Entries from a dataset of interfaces
++++++++++
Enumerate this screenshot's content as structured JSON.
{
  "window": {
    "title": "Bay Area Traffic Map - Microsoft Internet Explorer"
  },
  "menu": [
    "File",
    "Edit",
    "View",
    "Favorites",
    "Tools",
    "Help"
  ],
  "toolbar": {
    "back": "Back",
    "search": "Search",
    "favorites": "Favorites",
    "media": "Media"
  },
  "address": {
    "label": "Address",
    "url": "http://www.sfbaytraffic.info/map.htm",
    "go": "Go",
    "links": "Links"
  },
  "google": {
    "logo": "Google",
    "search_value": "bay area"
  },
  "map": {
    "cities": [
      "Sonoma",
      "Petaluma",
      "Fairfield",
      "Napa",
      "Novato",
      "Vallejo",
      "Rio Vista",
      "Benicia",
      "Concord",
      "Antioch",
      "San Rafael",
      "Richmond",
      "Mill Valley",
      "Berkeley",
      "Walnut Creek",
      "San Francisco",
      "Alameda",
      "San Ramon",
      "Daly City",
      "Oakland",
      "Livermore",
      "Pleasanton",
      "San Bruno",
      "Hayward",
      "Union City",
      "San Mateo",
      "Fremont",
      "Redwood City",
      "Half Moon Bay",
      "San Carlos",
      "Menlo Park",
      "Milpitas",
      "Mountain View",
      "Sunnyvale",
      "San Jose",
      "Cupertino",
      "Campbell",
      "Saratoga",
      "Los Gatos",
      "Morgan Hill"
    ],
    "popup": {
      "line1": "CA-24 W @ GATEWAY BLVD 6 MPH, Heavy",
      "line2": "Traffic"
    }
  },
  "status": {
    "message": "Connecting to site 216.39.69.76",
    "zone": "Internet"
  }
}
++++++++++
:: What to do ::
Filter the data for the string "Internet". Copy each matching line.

:: Your solution ::
    "title": "Bay Area Traffic Map - Microsoft Internet Explorer"
    "zone": "Internet"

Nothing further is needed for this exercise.